Notes of a Skeptic
While it is the eve of the mid-term election, I need a break from politics. So I’m writing about something else entirely.
For my birthday, my daughter Laura gave me a book titled, The Road Back to You: An Enneagram Journey to Self-Discovery. The authors are Ian Morgan Cron and Suzanne Stabile. Laura and her colleagues at Plymouth Church Des Moines have been using it with lay people involved in care and compassion ministries at the church.
I tend to be a skeptic about both self-help literature and about various personality typing systems, whether the MMPI, Myers-Briggs or the Enneagram.
That’s sort of just the way I’m wired about anything that purports to be “the answer.” I say, “Really?”
So I was surprised to find Cron and Stabile’s book, which might be called, “Enneagram Made Easy” to be enlightening. I had previously tried to work through Richard Rohr’s book on the enneagram, but kept getting bogged down as if in high grass.
I won’t undertake an explanation of the Enneagram, because I’d probably lose you, if not myself, in the high grass. Suffice it to say that it describes nine “types,” which are really ways of perceiving the world. These shape how we see life, ourselves and others.

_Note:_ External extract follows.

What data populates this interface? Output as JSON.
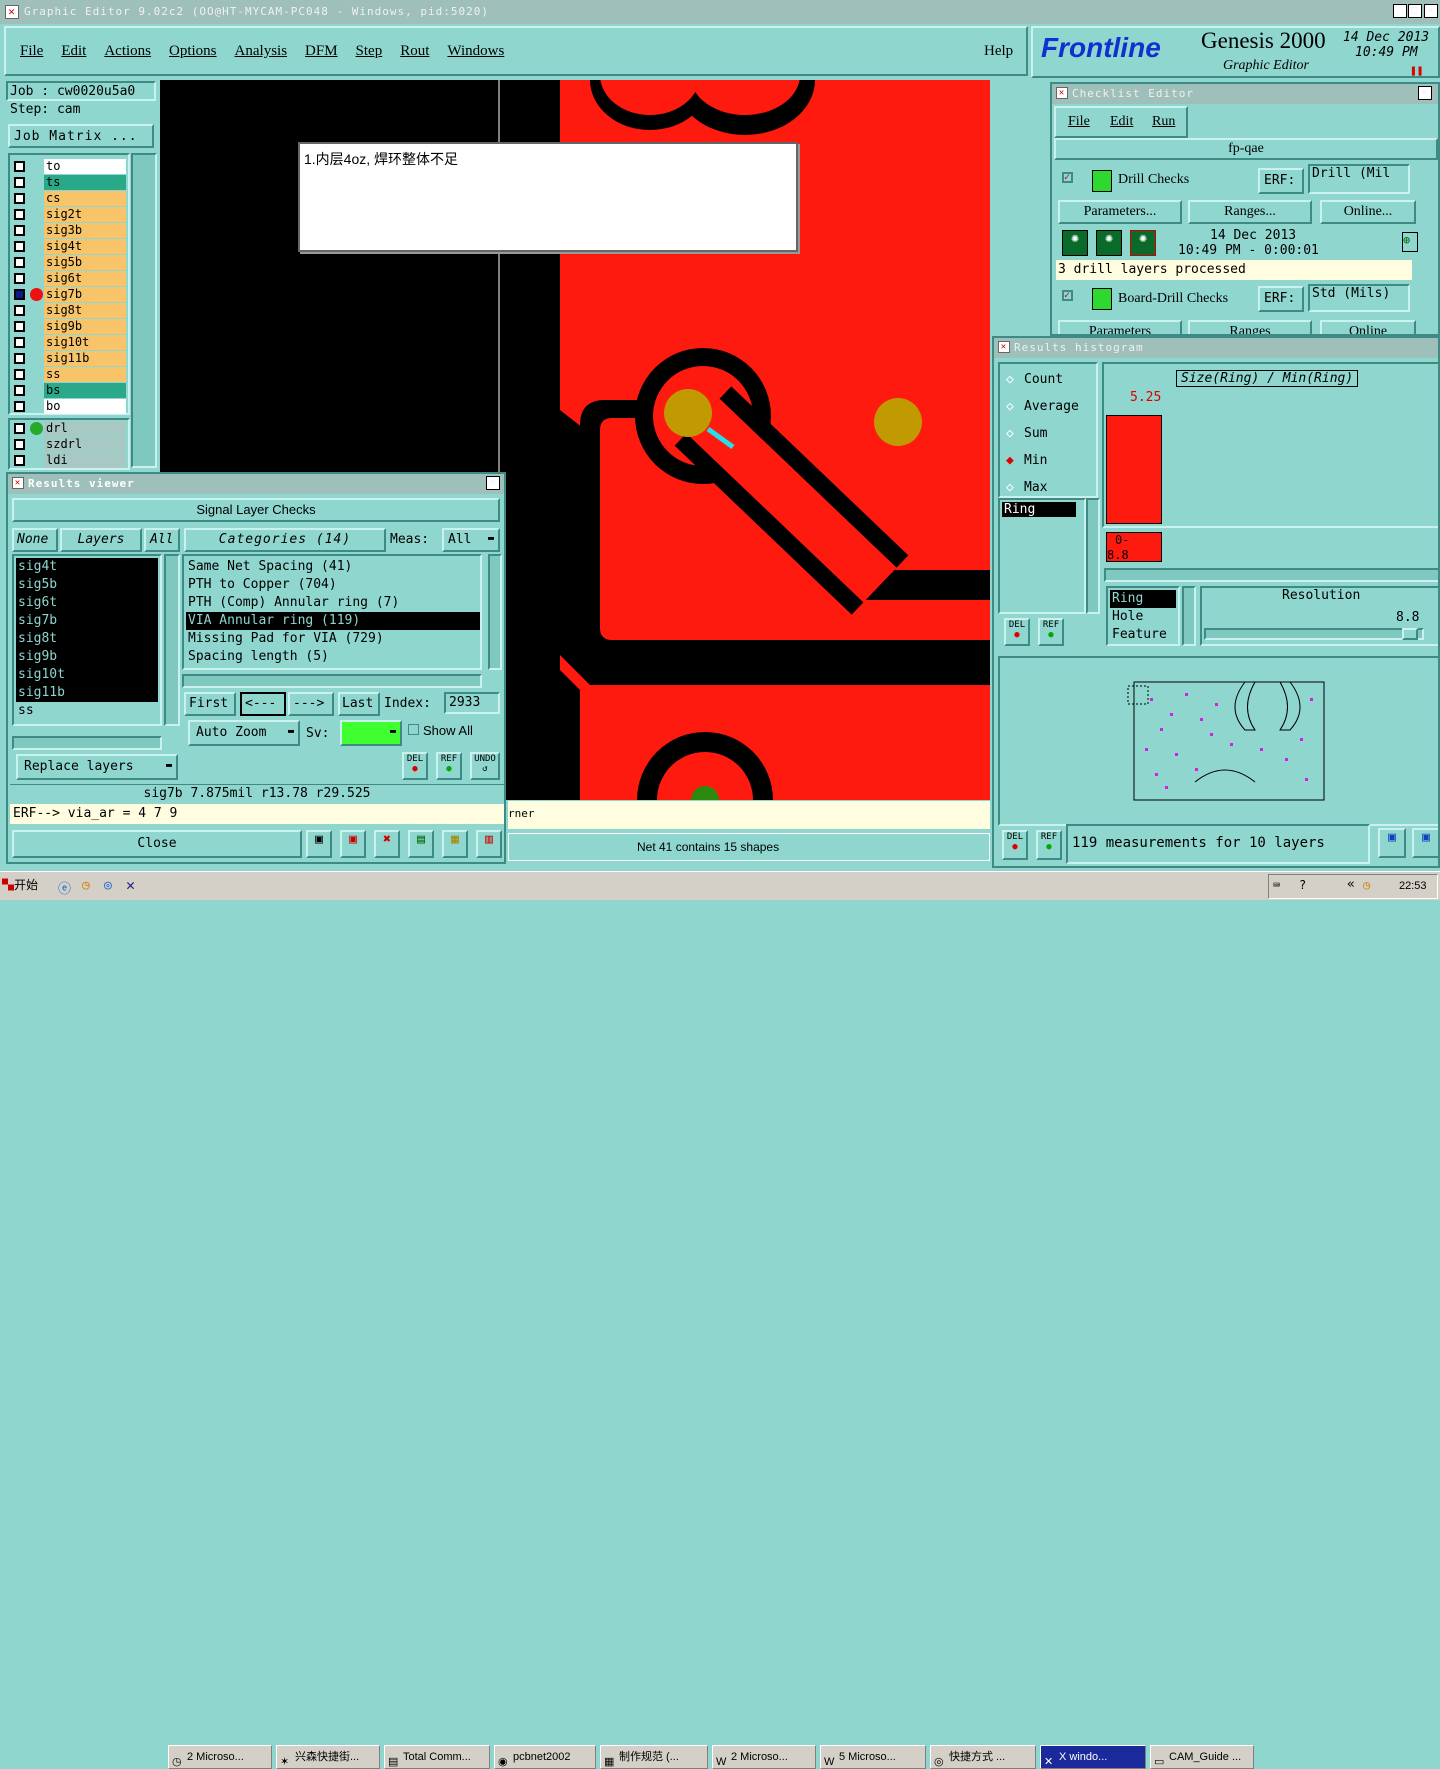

In the concluding chapter the authors write about a nurse who works with children who experience a severe visual impairment. When meeting with a child’s parents she gives them eyeglasses that correlate to their child’s specific disability. “Almost always, the parent bursts into tears. ‘I had no idea that this is the way my child sees the world,’ they tell her.”
Their point is perhaps obvious. We all see through a particular lens. Being aware of this we may have greater compassion for others and ourselves.
“If we could all have nine pairs of Enneagram glasses and swap them, we could be moved to extend infinitely more grace and understanding to one another. Such compassion is the foundation of relationships. It changes everything.”
While on our recent trip in Scotland and Wales, Linda and I spent some time reading to one another about our “types” and asking each other what rang true. That, as well as reading the book, did increase the amount of compassion and appreciation we hold for one other.
Honing in on my type, “Five: The Investigator,” also helped me to understand a critical choice I made in my 20’s. I was, at the time, in graduate school. Would I go on for a PhD and become a professor or would I head to seminary and answer a call to the ministry? I pulled back from the doctoral/ scholar path because I sensed that for me this might heighten what turns out to be one of the downsides of the investigator type, which is to stand back from life.
I sensed, rightly I believe, that I needed a path in life and vocation that got me more, not less, engaged with life’s complexities and confusions. Well, the ministry did that pretty well!
That said, one of the reasons that I was reasonably effective as both a pastoral leader and later as a church consultant was my “investigator’s” ability to stand back and figure out what was going on amid the complexity of a congregation’s life.
Cron and Stabile quote the Buddhist teacher Thich Nhat Hanh: “When our hearts are small, our understanding and compassion are limited, and we suffer. We can’t accept or tolerate others and their shortcomings, and we demand that they change. But when our hearts expand, these same things don’t make us suffer anymore. We have a lot of understanding and compassion and can embrace others. We accept others as they are, and then they have a chance to transform.”
That last bit reminds me of Martin Luther King’s words — words of which I reminded myself often as a pastor — “Those whom we would change, we must first love.” Really, I think the love allows people to make their own changes.
Of course, acknowledging the truth of such sentiments and practicing them are two different things. The Road Back to You has helped me practice them. So I recommend it.